Touted amateur champion Miguel Cartagena won his second straight professional bout in his three-month old career. The North Philadelphia bantamweight halted Jaime Gonzalez of Aguada, Puerto Rico, at :49 of round two. Gonzalez tried to rattle "No Fear" Cartagena in round one with a well placed elbow, but the 18 year old Miguel didn't bother to notice. He was pumped up and clearly happy to be fighting for the first time at home before a large cheering section. Cartagena dropped his opponent twice in the first round,  showboating his way through it all. In round two he lowered the boom on his helpless foe, dropping him again and forcing referee Benjy Esteves to rescue him. The win gave Cartagena his first KO in two wins. Gonzalez remained winless, 0-2.

Junior featherweight Mike Oliver, Hartford, CT, defeated Felipe Almanza, Lorica, Columbia, over six rounds in the fight that started the night. All three judges, Steve Weisfeld, George Hill and Alan Rubenstein scored the fight 58-56 for Oliver.

Junior middleweight Glen Tapia, Passaic, won a six-round unanimous decision over Taronze Washington of Dallas.

Cuban welterweight Yordenis Ugas also won a unanimous decision over Kenny Abril of Rochester.

The long night of fights ended with a six round draw between junior bantamweights Angel Cruz and Jose Rivera. Al three judges scored the bout 57-57.

Besides slower than usual pre-sales for a Mike Jones fight, a larger than expected crowd came out to the event. The summer curse only applied to the indoor temperature of the South Philly Arena and apparently did not hurt the box office.

One long delay occurred just before the main event when the Fox Sports Net crew suffered a power failure.
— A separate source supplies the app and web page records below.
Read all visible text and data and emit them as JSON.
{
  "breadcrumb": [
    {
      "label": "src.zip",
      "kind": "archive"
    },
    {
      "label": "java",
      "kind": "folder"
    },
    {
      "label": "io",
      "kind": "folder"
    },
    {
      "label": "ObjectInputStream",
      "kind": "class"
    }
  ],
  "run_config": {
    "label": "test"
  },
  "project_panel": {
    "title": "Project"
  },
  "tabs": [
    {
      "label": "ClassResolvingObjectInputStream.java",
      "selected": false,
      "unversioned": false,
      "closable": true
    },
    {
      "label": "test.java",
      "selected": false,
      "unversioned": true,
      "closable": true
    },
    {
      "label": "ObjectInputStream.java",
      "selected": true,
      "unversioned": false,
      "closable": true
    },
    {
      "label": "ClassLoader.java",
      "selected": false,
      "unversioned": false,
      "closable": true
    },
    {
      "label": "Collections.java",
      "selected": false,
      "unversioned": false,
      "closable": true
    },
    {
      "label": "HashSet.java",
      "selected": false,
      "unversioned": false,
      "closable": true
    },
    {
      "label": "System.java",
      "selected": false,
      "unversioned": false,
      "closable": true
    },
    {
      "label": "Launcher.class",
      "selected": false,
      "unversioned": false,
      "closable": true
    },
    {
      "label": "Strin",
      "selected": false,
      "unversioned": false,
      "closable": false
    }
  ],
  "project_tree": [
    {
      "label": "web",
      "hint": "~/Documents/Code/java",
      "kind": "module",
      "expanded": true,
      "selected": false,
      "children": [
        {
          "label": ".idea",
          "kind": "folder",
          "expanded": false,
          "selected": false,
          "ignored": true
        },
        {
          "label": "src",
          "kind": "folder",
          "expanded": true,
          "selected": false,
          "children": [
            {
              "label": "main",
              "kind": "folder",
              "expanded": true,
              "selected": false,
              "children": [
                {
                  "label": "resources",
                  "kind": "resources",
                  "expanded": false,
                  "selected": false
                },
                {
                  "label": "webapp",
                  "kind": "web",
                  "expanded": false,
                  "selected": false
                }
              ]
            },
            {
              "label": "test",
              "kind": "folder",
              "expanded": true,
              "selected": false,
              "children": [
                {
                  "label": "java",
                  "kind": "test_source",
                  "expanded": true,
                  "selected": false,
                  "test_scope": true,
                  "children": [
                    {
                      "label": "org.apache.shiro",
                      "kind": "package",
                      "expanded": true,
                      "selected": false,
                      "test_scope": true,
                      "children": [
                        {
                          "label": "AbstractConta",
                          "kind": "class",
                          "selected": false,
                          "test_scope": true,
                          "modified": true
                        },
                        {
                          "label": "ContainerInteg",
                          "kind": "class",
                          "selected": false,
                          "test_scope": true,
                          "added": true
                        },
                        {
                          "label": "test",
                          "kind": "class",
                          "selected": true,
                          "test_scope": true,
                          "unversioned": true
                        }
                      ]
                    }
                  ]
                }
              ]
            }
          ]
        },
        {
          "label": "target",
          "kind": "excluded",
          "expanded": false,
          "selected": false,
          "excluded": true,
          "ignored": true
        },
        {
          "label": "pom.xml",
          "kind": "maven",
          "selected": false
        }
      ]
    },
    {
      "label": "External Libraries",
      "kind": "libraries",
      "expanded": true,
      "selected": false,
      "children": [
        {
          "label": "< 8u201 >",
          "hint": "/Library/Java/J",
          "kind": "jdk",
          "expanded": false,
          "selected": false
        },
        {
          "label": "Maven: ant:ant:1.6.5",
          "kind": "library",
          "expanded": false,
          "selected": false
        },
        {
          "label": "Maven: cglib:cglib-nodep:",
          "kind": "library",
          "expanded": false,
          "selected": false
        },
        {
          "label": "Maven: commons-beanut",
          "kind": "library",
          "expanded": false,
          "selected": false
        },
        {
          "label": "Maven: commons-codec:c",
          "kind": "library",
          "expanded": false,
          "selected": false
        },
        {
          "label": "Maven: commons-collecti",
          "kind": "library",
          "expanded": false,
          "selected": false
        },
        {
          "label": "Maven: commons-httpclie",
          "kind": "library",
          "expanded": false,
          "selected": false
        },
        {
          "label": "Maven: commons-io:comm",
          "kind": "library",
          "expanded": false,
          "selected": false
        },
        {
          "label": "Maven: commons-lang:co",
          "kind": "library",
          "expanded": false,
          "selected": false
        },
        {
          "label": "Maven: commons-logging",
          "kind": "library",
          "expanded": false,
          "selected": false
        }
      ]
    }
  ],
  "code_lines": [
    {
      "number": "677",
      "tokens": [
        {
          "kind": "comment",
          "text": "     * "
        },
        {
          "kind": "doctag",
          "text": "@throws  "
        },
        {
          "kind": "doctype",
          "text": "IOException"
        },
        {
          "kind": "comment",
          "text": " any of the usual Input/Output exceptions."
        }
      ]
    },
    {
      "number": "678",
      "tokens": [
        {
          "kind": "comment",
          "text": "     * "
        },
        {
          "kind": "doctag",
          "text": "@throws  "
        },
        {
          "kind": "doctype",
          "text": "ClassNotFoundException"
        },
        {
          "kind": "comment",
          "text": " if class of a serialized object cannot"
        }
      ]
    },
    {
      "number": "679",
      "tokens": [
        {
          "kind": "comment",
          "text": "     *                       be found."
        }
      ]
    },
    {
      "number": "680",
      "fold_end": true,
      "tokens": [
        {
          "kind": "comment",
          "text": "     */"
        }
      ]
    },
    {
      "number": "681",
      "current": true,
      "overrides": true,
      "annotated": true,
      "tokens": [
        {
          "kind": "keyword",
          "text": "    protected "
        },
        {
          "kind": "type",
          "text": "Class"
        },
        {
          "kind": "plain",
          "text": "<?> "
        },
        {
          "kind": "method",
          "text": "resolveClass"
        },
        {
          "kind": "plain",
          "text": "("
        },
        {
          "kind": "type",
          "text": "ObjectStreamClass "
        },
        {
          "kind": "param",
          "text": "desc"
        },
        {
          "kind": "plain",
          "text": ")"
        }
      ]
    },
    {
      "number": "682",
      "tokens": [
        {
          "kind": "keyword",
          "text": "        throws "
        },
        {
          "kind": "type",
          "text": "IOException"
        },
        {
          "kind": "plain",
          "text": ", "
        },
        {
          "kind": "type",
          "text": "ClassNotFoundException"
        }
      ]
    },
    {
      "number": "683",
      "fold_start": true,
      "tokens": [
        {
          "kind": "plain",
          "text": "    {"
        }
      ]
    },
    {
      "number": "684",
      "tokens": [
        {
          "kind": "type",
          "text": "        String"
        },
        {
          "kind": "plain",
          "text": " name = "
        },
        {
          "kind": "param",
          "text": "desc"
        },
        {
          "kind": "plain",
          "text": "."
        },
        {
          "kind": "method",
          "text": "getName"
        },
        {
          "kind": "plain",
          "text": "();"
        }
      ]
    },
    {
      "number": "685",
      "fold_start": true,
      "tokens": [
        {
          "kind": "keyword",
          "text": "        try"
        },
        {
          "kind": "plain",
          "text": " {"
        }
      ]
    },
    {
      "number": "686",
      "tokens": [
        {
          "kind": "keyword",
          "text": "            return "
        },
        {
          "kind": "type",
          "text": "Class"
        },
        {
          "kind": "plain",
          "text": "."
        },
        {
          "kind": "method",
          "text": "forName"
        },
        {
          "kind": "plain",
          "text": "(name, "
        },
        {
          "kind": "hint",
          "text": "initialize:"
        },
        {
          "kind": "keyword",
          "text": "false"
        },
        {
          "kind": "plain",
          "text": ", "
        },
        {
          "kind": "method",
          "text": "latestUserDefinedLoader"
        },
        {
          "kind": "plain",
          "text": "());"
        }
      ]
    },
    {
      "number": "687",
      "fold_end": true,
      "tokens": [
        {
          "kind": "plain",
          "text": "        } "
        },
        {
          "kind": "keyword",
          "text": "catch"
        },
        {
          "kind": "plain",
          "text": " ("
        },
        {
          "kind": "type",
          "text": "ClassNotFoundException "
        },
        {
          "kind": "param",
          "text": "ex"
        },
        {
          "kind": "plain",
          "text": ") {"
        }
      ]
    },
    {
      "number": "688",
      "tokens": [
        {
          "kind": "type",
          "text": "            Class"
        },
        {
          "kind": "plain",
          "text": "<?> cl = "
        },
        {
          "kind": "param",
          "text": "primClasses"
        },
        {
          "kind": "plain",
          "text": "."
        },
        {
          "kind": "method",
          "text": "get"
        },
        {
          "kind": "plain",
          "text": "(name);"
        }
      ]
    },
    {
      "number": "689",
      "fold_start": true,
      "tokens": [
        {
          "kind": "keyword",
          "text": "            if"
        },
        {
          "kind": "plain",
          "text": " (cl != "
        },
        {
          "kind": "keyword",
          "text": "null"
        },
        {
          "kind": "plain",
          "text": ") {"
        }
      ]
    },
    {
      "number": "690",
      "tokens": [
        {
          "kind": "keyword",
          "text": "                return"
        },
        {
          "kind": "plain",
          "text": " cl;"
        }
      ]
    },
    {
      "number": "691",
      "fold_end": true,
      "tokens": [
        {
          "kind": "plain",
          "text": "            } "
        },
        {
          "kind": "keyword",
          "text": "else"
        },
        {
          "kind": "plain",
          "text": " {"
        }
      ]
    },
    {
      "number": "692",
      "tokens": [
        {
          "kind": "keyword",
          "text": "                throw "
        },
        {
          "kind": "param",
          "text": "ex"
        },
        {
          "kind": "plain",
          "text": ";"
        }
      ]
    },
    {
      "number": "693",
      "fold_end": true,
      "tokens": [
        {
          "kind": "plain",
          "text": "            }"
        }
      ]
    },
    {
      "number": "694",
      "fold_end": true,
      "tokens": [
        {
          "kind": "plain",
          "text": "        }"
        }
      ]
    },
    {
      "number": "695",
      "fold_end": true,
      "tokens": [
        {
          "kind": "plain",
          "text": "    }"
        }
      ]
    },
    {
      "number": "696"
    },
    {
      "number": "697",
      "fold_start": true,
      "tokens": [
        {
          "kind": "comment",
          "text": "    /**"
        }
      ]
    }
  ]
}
The live TV audience was presented another (taped) fight while the problem was corrected. Once power was recovered, the Jones bout commenced and did make the TV broadcast. 




John DiSanto - South Philly - June 25, 2011